I’m thankful you brought up that poll, since I believed that was a fascinating method to frame the results, as one could also argue from that survey that Trump is still the indisputable leader. He was first, with 49 percent support, and De, Santis remained in 2nd, at 25 percent.
There is absolutely more space for an opposition to Trump than to Biden, however Trump would still be preferred. According to a recent Politico/Morning Consult poll, 56 percent of Republican politician and independent authorized citizens said they would support Trump, while 18 percent said they would support De, Santis, 8 percent said they would support Pence and a lot of other candidates all got 2 percent or less.
According to that You, Gov/Yahoo News survey I pointed out earlier, Trump beats De, Santis 44 percent to 35 percent among signed up citizens in a direct matchup. Absolutely, but this point (from the Times reporting on the poll) was an intriguing comparison to me: “His share of the Republican main electorate is less than Hillary Clinton’s among Democrats was at the start of the 2016 race.” Obviously, Clinton eventually won that race, but it wasn’t an assurance Sanders gave her a genuine run for her money.
The Times might have also compared Trump to Gore’s position in 1999. That stated, De, Santis is plainly a genuine threat to Trump; a 9-point lead in the polls is not protect.
I know we had a chat back then about whether Trump’s grip on the GOP is still strong.
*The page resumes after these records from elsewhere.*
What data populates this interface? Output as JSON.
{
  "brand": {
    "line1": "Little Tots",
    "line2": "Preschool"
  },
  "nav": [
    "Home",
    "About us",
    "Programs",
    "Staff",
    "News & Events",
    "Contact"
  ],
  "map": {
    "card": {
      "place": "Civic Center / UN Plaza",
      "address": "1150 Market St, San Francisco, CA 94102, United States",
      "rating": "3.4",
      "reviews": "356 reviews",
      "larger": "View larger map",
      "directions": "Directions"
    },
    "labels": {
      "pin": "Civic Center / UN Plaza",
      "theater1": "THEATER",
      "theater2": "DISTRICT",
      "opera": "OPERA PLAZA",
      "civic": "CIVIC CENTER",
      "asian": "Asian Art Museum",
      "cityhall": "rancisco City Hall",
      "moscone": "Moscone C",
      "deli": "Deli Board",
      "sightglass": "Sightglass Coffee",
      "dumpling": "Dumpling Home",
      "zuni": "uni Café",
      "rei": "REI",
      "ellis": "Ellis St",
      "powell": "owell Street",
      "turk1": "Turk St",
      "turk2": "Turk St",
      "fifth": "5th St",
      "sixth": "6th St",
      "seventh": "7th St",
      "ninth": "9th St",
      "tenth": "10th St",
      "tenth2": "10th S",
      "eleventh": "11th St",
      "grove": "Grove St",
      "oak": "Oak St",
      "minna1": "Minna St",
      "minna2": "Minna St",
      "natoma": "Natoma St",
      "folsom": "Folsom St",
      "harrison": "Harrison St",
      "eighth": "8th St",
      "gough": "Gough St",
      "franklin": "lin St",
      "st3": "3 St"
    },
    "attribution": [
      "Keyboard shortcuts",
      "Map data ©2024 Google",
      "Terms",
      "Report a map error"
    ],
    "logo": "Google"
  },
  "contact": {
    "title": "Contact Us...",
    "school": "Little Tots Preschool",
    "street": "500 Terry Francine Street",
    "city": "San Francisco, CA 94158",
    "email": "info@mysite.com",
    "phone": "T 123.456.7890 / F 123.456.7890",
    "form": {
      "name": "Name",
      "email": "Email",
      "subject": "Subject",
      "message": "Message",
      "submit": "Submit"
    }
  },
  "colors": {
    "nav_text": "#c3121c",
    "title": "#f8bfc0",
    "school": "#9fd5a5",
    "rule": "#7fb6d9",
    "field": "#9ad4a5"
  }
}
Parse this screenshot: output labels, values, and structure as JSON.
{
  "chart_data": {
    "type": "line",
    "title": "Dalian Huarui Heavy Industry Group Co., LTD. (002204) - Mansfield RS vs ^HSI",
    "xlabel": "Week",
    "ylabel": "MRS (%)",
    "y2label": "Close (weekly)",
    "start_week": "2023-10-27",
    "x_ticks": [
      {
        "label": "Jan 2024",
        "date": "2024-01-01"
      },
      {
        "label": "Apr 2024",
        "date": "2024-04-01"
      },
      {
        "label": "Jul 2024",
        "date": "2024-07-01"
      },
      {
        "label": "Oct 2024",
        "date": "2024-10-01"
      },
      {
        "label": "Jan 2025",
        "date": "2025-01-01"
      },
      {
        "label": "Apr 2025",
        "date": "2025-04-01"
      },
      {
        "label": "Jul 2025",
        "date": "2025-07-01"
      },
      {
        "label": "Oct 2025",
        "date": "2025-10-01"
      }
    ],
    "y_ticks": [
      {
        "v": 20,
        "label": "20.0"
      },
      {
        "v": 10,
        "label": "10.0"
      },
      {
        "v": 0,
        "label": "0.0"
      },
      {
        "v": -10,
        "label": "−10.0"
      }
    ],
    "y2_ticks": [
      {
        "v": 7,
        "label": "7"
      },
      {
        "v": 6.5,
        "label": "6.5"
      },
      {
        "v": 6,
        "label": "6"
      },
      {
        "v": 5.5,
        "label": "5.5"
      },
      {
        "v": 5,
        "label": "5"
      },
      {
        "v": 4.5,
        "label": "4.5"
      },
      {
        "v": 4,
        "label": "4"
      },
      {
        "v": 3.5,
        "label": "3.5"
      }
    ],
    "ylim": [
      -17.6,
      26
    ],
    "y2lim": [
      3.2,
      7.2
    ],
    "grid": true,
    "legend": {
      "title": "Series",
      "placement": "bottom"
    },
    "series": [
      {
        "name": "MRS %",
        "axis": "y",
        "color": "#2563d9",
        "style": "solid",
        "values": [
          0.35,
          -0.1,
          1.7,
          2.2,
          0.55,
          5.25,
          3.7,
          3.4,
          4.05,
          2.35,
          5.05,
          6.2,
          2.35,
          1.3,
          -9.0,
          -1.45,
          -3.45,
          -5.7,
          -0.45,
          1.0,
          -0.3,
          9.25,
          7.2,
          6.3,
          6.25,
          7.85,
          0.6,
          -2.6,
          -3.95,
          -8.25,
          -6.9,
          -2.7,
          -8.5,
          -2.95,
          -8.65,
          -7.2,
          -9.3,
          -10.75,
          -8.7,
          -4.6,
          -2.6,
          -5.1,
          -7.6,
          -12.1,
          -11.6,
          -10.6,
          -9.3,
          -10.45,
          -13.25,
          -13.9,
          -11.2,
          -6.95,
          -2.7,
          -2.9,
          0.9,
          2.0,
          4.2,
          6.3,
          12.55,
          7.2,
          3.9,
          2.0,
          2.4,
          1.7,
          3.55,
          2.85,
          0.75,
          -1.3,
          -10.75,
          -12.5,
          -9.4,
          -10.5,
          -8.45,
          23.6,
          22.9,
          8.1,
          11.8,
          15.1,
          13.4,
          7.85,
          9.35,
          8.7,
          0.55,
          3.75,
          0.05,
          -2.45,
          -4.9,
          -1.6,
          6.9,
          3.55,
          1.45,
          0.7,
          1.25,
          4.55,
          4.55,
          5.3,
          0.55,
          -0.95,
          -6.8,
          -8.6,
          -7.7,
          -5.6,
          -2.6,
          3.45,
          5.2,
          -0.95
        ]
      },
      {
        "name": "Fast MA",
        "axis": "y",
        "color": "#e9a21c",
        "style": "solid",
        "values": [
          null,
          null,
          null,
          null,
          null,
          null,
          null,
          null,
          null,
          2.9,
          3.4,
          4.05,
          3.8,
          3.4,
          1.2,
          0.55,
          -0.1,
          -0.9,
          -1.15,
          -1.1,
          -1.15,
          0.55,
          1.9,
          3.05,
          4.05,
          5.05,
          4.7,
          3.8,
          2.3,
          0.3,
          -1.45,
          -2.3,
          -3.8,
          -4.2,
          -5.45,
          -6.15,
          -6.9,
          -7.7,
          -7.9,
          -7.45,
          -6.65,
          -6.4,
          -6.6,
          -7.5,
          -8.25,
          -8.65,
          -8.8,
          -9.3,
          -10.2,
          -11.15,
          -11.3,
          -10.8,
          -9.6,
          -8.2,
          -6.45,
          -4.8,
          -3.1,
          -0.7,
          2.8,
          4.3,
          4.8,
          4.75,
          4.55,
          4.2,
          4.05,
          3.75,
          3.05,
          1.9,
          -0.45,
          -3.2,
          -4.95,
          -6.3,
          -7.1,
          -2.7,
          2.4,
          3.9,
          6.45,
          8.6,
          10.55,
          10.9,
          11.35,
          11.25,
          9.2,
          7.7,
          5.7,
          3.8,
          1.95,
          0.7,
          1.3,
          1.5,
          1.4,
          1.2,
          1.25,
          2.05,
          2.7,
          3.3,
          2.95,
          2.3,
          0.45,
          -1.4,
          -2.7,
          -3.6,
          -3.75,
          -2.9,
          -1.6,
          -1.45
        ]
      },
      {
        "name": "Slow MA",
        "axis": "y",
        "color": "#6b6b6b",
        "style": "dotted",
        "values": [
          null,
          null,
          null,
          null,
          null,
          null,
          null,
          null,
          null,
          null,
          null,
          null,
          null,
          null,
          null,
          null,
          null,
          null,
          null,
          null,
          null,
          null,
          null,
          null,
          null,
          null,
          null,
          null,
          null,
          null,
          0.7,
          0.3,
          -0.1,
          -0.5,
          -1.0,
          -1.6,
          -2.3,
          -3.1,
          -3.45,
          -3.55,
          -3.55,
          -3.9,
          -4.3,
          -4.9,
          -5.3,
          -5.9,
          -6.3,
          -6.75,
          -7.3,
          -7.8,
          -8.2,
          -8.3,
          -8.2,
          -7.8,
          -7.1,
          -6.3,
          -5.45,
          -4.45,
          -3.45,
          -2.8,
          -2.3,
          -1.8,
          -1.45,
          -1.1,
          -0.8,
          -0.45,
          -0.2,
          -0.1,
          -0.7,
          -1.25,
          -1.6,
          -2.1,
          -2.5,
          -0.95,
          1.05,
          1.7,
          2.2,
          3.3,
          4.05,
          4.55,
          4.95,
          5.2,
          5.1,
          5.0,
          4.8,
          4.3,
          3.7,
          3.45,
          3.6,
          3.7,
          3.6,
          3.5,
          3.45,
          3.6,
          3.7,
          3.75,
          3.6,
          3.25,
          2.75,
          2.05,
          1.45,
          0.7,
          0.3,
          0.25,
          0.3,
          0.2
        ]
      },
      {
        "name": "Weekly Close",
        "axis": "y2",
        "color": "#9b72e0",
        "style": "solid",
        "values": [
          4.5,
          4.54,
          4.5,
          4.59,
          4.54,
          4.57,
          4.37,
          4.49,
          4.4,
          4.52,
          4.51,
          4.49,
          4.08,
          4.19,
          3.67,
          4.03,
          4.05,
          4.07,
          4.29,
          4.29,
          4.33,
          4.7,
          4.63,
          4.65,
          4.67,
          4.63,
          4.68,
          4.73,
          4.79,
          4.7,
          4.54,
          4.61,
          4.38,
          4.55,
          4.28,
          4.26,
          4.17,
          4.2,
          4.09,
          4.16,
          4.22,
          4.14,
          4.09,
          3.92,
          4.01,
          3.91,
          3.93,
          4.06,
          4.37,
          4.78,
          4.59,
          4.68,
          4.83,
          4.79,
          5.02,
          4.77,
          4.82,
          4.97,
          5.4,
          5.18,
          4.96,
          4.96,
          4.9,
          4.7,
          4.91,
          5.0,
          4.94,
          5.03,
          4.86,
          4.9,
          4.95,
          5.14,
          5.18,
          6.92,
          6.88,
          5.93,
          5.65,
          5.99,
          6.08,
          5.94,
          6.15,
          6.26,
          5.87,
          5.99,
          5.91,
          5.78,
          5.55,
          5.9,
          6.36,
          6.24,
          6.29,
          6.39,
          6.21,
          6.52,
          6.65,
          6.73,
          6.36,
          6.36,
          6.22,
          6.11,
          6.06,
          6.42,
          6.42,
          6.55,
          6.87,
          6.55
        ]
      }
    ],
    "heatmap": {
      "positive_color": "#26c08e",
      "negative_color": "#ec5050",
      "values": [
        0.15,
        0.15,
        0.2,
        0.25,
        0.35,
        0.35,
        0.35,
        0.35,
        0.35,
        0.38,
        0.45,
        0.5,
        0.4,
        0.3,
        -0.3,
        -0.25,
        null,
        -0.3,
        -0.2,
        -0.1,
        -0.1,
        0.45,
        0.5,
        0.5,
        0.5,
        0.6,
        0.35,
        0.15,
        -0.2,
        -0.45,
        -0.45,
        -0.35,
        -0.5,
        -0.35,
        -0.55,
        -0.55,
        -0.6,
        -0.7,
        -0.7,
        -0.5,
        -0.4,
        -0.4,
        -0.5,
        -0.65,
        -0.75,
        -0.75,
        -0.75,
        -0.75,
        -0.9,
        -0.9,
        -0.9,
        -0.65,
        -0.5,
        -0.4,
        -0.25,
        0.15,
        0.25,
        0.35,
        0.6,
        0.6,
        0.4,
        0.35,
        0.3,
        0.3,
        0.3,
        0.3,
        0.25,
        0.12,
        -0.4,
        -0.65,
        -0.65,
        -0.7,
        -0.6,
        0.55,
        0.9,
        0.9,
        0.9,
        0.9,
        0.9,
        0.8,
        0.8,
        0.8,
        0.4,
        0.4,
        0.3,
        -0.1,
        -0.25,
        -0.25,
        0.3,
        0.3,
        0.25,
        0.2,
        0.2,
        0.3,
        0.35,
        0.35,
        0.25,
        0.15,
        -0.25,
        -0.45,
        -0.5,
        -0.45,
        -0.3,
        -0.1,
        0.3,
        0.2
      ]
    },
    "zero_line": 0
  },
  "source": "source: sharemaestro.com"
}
At the time, I stated that Trump might be weaker than some want to admit, but after Tuesday night’s outcomes most notably Wyoming Rep. Liz Cheney’s main loss coupled with the fates of the nine other Republicans who voted to impeach the previous president I really believe it’ll be truly tough for another Republican to cut through his power.